The Biomedical Applications Group (GAB) mission is to provide clinicians with advanced tools, based on micro and nano-technologies, to tackle the medical challenges of the future.


These solutions are mainly based on impedance sensing at different levels of biological organization, i.e. mollecules, cells and organs. As a consequence, the group works jointly with different biomedical research groups, from the theoretical analysis to the final clinical trials. Specifically, the group is interested in three major topics:

Neural interfaces

Neural technologies have been evolved using micro- and nanosystems for in vivo and in vitro studies focused in understanding the brain. Stimulating and recording electrodes have been widely used to study the neural electrical activity; thus, significant efforts are being invested in the modification of the microelectrode surface material to improve the contact of the electrode-electrolyte interface.

In particular, we are investigating the use of graphene as the active material to interface neural tissues. In our group we have developed the technological processes to integrate graphene solution-gated field-effect transistors (SGFETs) in flexible probes for electrocorticography (ECoG) recordings. We are exploring the particular capabilities of these devices in collaboration with other research groups and we are also evaluating its potential for biosensing applications.


Micro and nanotechnologies has paved the way for the development of novel devices able to detect biological cues from biological samples. Besides the design, fabrication and characterization of sensors and biosensors, we are also interested in its integration in microfluidic biosystems and organ on a chip devices.

In particular, we are developing nanostructures to explore the capabilities of (opto-) mechanical sensing by means of plasmonic or colorimetric response and the development of innovative designs for electrochemical sensing.

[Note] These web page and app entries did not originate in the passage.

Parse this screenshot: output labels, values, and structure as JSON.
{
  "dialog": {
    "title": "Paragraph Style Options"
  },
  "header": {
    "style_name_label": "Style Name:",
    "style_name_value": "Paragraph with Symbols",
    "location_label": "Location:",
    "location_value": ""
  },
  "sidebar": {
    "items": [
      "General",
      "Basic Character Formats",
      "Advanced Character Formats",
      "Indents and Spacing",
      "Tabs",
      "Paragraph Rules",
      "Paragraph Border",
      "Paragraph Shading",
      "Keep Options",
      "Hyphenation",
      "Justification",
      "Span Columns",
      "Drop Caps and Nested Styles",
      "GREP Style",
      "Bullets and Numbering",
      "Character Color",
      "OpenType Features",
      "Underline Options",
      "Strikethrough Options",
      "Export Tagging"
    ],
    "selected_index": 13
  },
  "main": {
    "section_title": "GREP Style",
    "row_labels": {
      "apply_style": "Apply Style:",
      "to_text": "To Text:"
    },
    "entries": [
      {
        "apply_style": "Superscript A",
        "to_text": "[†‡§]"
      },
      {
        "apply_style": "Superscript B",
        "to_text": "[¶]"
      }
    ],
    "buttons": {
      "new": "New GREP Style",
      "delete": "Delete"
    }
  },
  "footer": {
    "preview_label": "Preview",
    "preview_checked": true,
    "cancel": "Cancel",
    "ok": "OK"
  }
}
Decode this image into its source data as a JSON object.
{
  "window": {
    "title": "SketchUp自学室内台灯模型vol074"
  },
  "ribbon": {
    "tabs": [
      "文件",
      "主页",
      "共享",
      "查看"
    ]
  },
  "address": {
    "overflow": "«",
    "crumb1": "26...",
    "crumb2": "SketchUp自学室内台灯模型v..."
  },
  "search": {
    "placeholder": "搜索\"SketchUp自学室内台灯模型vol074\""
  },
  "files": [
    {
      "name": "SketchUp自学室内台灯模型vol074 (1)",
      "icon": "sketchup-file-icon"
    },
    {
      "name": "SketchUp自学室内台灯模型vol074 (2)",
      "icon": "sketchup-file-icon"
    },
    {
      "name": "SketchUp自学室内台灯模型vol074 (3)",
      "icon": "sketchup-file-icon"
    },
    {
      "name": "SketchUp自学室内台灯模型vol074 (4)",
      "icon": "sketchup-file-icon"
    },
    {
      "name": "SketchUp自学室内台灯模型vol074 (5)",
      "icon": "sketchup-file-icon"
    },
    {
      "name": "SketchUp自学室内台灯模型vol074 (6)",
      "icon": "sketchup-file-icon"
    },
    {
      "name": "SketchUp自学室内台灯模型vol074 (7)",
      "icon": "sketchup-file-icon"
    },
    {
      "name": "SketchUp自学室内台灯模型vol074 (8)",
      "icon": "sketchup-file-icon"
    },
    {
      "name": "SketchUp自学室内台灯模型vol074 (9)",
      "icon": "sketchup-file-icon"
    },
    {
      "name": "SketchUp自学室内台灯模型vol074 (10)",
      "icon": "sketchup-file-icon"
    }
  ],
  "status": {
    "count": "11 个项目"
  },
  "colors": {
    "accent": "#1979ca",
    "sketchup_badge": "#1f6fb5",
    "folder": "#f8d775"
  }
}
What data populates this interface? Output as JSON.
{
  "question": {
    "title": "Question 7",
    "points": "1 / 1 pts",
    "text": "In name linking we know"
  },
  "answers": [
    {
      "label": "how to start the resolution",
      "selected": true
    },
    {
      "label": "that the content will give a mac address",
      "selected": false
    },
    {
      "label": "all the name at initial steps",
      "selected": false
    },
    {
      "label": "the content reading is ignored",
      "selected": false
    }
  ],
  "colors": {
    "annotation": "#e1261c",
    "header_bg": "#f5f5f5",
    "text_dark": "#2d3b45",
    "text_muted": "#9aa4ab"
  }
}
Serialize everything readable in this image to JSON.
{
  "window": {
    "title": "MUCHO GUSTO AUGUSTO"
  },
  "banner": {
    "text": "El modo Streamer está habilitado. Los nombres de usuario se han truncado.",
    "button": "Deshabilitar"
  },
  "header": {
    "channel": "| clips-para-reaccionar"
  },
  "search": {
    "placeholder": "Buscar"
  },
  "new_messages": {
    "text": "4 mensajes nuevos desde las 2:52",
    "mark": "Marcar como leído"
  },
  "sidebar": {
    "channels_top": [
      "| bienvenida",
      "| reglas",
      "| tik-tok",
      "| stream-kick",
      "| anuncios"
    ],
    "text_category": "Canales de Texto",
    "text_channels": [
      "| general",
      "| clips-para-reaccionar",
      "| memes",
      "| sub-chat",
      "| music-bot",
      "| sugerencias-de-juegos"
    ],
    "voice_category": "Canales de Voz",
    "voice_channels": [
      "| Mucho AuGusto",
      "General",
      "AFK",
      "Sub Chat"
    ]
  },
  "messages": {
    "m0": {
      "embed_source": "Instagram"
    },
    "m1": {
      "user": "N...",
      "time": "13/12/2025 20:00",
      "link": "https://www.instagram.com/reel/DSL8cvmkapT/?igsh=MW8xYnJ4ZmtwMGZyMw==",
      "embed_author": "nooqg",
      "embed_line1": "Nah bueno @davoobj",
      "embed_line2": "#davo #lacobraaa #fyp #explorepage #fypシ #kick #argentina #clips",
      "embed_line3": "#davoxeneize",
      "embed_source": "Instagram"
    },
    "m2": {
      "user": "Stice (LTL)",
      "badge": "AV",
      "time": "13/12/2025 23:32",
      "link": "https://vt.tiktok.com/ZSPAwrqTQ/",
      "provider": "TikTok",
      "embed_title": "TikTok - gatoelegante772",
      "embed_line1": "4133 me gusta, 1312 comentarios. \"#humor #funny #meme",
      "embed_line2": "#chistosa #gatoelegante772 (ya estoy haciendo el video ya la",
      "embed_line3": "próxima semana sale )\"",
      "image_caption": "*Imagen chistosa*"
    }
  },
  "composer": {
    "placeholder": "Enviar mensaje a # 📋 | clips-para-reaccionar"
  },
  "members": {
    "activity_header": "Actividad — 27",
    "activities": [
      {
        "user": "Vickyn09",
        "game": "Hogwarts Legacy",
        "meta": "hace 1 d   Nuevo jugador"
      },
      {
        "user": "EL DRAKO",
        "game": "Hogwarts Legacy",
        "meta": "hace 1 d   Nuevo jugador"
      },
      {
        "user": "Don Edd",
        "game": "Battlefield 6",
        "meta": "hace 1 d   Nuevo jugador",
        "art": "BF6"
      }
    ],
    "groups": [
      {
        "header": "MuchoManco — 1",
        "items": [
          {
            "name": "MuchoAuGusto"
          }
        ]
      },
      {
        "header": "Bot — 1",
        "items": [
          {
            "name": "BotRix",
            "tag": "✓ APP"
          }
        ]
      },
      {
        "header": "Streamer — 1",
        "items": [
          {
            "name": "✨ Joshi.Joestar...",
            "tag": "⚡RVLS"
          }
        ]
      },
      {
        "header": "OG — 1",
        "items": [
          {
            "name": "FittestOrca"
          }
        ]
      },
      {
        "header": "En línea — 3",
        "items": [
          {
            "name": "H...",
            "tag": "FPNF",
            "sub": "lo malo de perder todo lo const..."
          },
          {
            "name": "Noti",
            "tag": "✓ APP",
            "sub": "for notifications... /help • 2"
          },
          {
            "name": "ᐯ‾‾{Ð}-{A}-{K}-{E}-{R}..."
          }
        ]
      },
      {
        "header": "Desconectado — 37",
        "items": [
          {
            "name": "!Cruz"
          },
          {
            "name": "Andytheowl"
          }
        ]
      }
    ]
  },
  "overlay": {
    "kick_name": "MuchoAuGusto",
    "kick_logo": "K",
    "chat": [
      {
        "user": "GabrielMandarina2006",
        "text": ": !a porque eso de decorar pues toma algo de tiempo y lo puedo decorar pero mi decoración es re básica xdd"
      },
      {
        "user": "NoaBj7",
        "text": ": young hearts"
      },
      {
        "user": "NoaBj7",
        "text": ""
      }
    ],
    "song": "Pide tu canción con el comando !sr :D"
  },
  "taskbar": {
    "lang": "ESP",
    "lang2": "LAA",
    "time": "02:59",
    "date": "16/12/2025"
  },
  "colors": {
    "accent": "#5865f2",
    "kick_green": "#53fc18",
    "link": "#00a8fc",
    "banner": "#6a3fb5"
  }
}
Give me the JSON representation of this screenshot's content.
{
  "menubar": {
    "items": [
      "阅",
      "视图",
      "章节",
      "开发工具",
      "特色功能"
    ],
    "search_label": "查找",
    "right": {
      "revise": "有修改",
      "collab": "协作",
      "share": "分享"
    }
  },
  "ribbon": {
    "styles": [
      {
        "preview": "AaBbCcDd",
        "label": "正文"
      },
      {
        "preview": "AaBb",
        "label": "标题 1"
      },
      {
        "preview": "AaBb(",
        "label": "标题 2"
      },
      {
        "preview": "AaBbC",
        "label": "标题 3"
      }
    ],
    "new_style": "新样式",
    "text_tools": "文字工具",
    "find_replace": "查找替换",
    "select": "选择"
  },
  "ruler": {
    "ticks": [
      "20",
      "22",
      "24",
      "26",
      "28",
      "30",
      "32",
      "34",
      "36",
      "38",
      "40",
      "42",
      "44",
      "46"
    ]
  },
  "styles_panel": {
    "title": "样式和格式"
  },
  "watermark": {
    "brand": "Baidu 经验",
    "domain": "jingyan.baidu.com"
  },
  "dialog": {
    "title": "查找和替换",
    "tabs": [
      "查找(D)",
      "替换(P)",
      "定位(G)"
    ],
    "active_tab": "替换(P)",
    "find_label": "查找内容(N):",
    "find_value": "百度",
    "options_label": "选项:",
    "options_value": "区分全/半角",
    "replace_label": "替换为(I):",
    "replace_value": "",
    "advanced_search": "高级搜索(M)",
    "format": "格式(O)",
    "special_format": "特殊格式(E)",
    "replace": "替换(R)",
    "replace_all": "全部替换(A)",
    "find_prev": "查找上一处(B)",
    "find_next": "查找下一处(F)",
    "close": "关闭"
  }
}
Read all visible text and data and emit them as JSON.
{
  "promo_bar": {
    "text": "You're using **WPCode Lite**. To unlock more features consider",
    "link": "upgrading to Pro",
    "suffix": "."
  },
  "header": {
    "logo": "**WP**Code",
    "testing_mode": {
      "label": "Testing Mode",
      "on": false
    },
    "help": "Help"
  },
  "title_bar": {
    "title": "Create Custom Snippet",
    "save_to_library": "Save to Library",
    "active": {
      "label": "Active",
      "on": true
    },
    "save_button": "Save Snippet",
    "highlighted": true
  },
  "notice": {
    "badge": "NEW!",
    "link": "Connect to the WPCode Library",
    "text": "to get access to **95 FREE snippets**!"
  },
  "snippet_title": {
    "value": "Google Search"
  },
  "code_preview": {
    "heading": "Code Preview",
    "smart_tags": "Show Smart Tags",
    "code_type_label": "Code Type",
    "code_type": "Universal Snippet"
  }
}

In fact, we are focused on its integration next to the cell cultures that are present in an organ on a chip device.